#### [PROBLEM TO WORK ON]
If a line in the entries below contains the word "Failed", it counts; report how many such lines there are, and only that number.

START SOURCE INFORMATION

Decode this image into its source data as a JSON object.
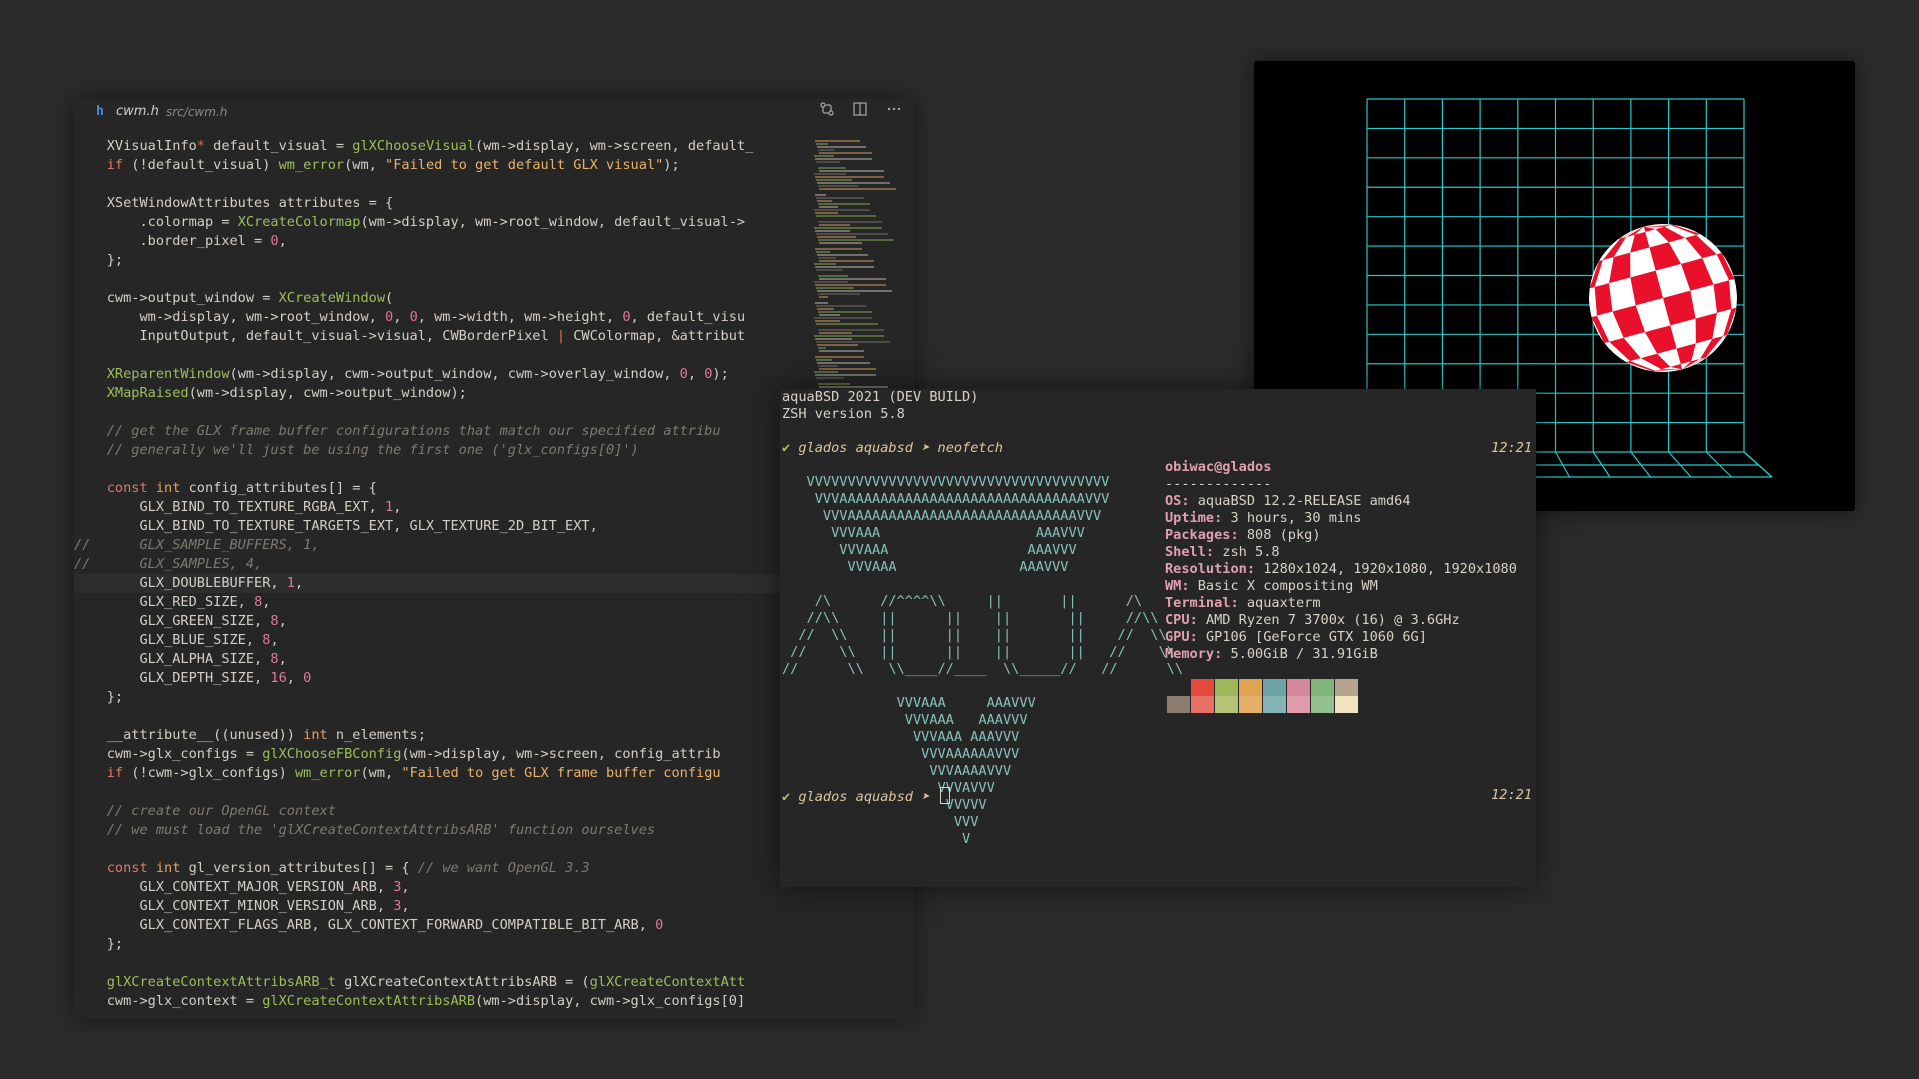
{
  "editor": {
    "file_icon": "h",
    "file_name": "cwm.h",
    "file_path": "src/cwm.h",
    "toolbar_icons": [
      "source-control-icon",
      "split-editor-icon",
      "more-icon"
    ],
    "lines": [
      [
        [
          "pl",
          "    XVisualInfo"
        ],
        [
          "op",
          "*"
        ],
        [
          "pl",
          " default_visual = "
        ],
        [
          "fn",
          "glXChooseVisual"
        ],
        [
          "pl",
          "(wm->display, wm->screen, default_"
        ]
      ],
      [
        [
          "pl",
          "    "
        ],
        [
          "kw",
          "if"
        ],
        [
          "pl",
          " (!default_visual) "
        ],
        [
          "fn",
          "wm_error"
        ],
        [
          "pl",
          "(wm, "
        ],
        [
          "str",
          "\"Failed to get default GLX visual\""
        ],
        [
          "pl",
          ");"
        ]
      ],
      [],
      [
        [
          "pl",
          "    XSetWindowAttributes attributes = {"
        ]
      ],
      [
        [
          "pl",
          "        .colormap = "
        ],
        [
          "fn",
          "XCreateColormap"
        ],
        [
          "pl",
          "(wm->display, wm->root_window, default_visual->"
        ]
      ],
      [
        [
          "pl",
          "        .border_pixel = "
        ],
        [
          "num",
          "0"
        ],
        [
          "pl",
          ","
        ]
      ],
      [
        [
          "pl",
          "    };"
        ]
      ],
      [],
      [
        [
          "pl",
          "    cwm->output_window = "
        ],
        [
          "fn",
          "XCreateWindow"
        ],
        [
          "pl",
          "("
        ]
      ],
      [
        [
          "pl",
          "        wm->display, wm->root_window, "
        ],
        [
          "num",
          "0"
        ],
        [
          "pl",
          ", "
        ],
        [
          "num",
          "0"
        ],
        [
          "pl",
          ", wm->width, wm->height, "
        ],
        [
          "num",
          "0"
        ],
        [
          "pl",
          ", default_visu"
        ]
      ],
      [
        [
          "pl",
          "        InputOutput, default_visual->visual, CWBorderPixel "
        ],
        [
          "op",
          "|"
        ],
        [
          "pl",
          " CWColormap, &attribut"
        ]
      ],
      [],
      [
        [
          "pl",
          "    "
        ],
        [
          "fn",
          "XReparentWindow"
        ],
        [
          "pl",
          "(wm->display, cwm->output_window, cwm->overlay_window, "
        ],
        [
          "num",
          "0"
        ],
        [
          "pl",
          ", "
        ],
        [
          "num",
          "0"
        ],
        [
          "pl",
          ");"
        ]
      ],
      [
        [
          "pl",
          "    "
        ],
        [
          "fn",
          "XMapRaised"
        ],
        [
          "pl",
          "(wm->display, cwm->output_window);"
        ]
      ],
      [],
      [
        [
          "cmt",
          "    // get the GLX frame buffer configurations that match our specified attribu"
        ]
      ],
      [
        [
          "cmt",
          "    // generally we'll just be using the first one ('glx_configs[0]')"
        ]
      ],
      [],
      [
        [
          "pl",
          "    "
        ],
        [
          "kw",
          "const"
        ],
        [
          "pl",
          " "
        ],
        [
          "type",
          "int"
        ],
        [
          "pl",
          " config_attributes[] = {"
        ]
      ],
      [
        [
          "pl",
          "        GLX_BIND_TO_TEXTURE_RGBA_EXT, "
        ],
        [
          "num",
          "1"
        ],
        [
          "pl",
          ","
        ]
      ],
      [
        [
          "pl",
          "        GLX_BIND_TO_TEXTURE_TARGETS_EXT, GLX_TEXTURE_2D_BIT_EXT,"
        ]
      ],
      [
        [
          "cmt",
          "//      GLX_SAMPLE_BUFFERS, 1,"
        ]
      ],
      [
        [
          "cmt",
          "//      GLX_SAMPLES, 4,"
        ]
      ],
      [
        [
          "pl",
          "        GLX_DOUBLEBUFFER, "
        ],
        [
          "num",
          "1"
        ],
        [
          "pl",
          ","
        ]
      ],
      [
        [
          "pl",
          "        GLX_RED_SIZE, "
        ],
        [
          "num",
          "8"
        ],
        [
          "pl",
          ","
        ]
      ],
      [
        [
          "pl",
          "        GLX_GREEN_SIZE, "
        ],
        [
          "num",
          "8"
        ],
        [
          "pl",
          ","
        ]
      ],
      [
        [
          "pl",
          "        GLX_BLUE_SIZE, "
        ],
        [
          "num",
          "8"
        ],
        [
          "pl",
          ","
        ]
      ],
      [
        [
          "pl",
          "        GLX_ALPHA_SIZE, "
        ],
        [
          "num",
          "8"
        ],
        [
          "pl",
          ","
        ]
      ],
      [
        [
          "pl",
          "        GLX_DEPTH_SIZE, "
        ],
        [
          "num",
          "16"
        ],
        [
          "pl",
          ", "
        ],
        [
          "num",
          "0"
        ]
      ],
      [
        [
          "pl",
          "    };"
        ]
      ],
      [],
      [
        [
          "pl",
          "    __attribute__((unused)) "
        ],
        [
          "type",
          "int"
        ],
        [
          "pl",
          " n_elements;"
        ]
      ],
      [
        [
          "pl",
          "    cwm->glx_configs = "
        ],
        [
          "fn",
          "glXChooseFBConfig"
        ],
        [
          "pl",
          "(wm->display, wm->screen, config_attrib"
        ]
      ],
      [
        [
          "pl",
          "    "
        ],
        [
          "kw",
          "if"
        ],
        [
          "pl",
          " (!cwm->glx_configs) "
        ],
        [
          "fn",
          "wm_error"
        ],
        [
          "pl",
          "(wm, "
        ],
        [
          "str",
          "\"Failed to get GLX frame buffer configu"
        ]
      ],
      [],
      [
        [
          "cmt",
          "    // create our OpenGL context"
        ]
      ],
      [
        [
          "cmt",
          "    // we must load the 'glXCreateContextAttribsARB' function ourselves"
        ]
      ],
      [],
      [
        [
          "pl",
          "    "
        ],
        [
          "kw",
          "const"
        ],
        [
          "pl",
          " "
        ],
        [
          "type",
          "int"
        ],
        [
          "pl",
          " gl_version_attributes[] = { "
        ],
        [
          "cmt",
          "// we want OpenGL 3.3"
        ]
      ],
      [
        [
          "pl",
          "        GLX_CONTEXT_MAJOR_VERSION_ARB, "
        ],
        [
          "num",
          "3"
        ],
        [
          "pl",
          ","
        ]
      ],
      [
        [
          "pl",
          "        GLX_CONTEXT_MINOR_VERSION_ARB, "
        ],
        [
          "num",
          "3"
        ],
        [
          "pl",
          ","
        ]
      ],
      [
        [
          "pl",
          "        GLX_CONTEXT_FLAGS_ARB, GLX_CONTEXT_FORWARD_COMPATIBLE_BIT_ARB, "
        ],
        [
          "num",
          "0"
        ]
      ],
      [
        [
          "pl",
          "    };"
        ]
      ],
      [],
      [
        [
          "pl",
          "    "
        ],
        [
          "fn",
          "glXCreateContextAttribsARB_t"
        ],
        [
          "pl",
          " glXCreateContextAttribsARB = ("
        ],
        [
          "fn",
          "glXCreateContextAtt"
        ]
      ],
      [
        [
          "pl",
          "    cwm->glx_context = "
        ],
        [
          "fn",
          "glXCreateContextAttribsARB"
        ],
        [
          "pl",
          "(wm->display, cwm->glx_configs[0]"
        ]
      ]
    ],
    "highlighted_line": 23
  },
  "terminal": {
    "header": [
      "aquaBSD 2021 (DEV BUILD)",
      "ZSH version 5.8"
    ],
    "prompt_mark": "✔",
    "prompt1": "glados aquabsd ➤ neofetch",
    "prompt2": "glados aquabsd ➤ ",
    "time1": "12:21",
    "time2": "12:21",
    "ascii": [
      "   VVVVVVVVVVVVVVVVVVVVVVVVVVVVVVVVVVVVV",
      "    VVVAAAAAAAAAAAAAAAAAAAAAAAAAAAAAAVVV",
      "     VVVAAAAAAAAAAAAAAAAAAAAAAAAAAAAVVV",
      "      VVVAAA                   AAAVVV",
      "       VVVAAA                 AAAVVV",
      "        VVVAAA               AAAVVV",
      "",
      "    /\\      //^^^^\\\\     ||       ||      /\\",
      "   //\\\\     ||      ||    ||       ||     //\\\\",
      "  //  \\\\    ||      ||    ||       ||    //  \\\\",
      " //    \\\\   ||      ||    ||       ||   //    \\\\",
      "//      \\\\   \\\\____//____  \\\\_____//   //      \\\\",
      "",
      "              VVVAAA     AAAVVV",
      "               VVVAAA   AAAVVV",
      "                VVVAAA AAAVVV",
      "                 VVVAAAAAAVVV",
      "                  VVVAAAAVVV",
      "                   VVVAVVV",
      "                    VVVVV",
      "                     VVV",
      "                      V"
    ],
    "user_host": "obiwac@glados",
    "separator": "-------------",
    "info": [
      {
        "key": "OS",
        "value": "aquaBSD 12.2-RELEASE amd64"
      },
      {
        "key": "Uptime",
        "value": "3 hours, 30 mins"
      },
      {
        "key": "Packages",
        "value": "808 (pkg)"
      },
      {
        "key": "Shell",
        "value": "zsh 5.8"
      },
      {
        "key": "Resolution",
        "value": "1280x1024, 1920x1080, 1920x1080"
      },
      {
        "key": "WM",
        "value": "Basic X compositing WM"
      },
      {
        "key": "Terminal",
        "value": "aquaxterm"
      },
      {
        "key": "CPU",
        "value": "AMD Ryzen 7 3700x (16) @ 3.6GHz"
      },
      {
        "key": "GPU",
        "value": "GP106 [GeForce GTX 1060 6G]"
      },
      {
        "key": "Memory",
        "value": "5.00GiB / 31.91GiB"
      }
    ],
    "palette_top": [
      "#262626",
      "#e24b3e",
      "#9fb65a",
      "#e0a350",
      "#6fa3a5",
      "#d4879a",
      "#7fb47a",
      "#b5a48e"
    ],
    "palette_bottom": [
      "#8a7d6e",
      "#e77064",
      "#b4c474",
      "#e4b068",
      "#87b5b5",
      "#de9cab",
      "#93c08c",
      "#f3e2c0"
    ]
  },
  "render": {
    "grid_color": "#25c9c9",
    "ball_colors": [
      "#e8102a",
      "#ffffff"
    ]
  }
}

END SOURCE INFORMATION

#### [OUTPUT BELOW]
2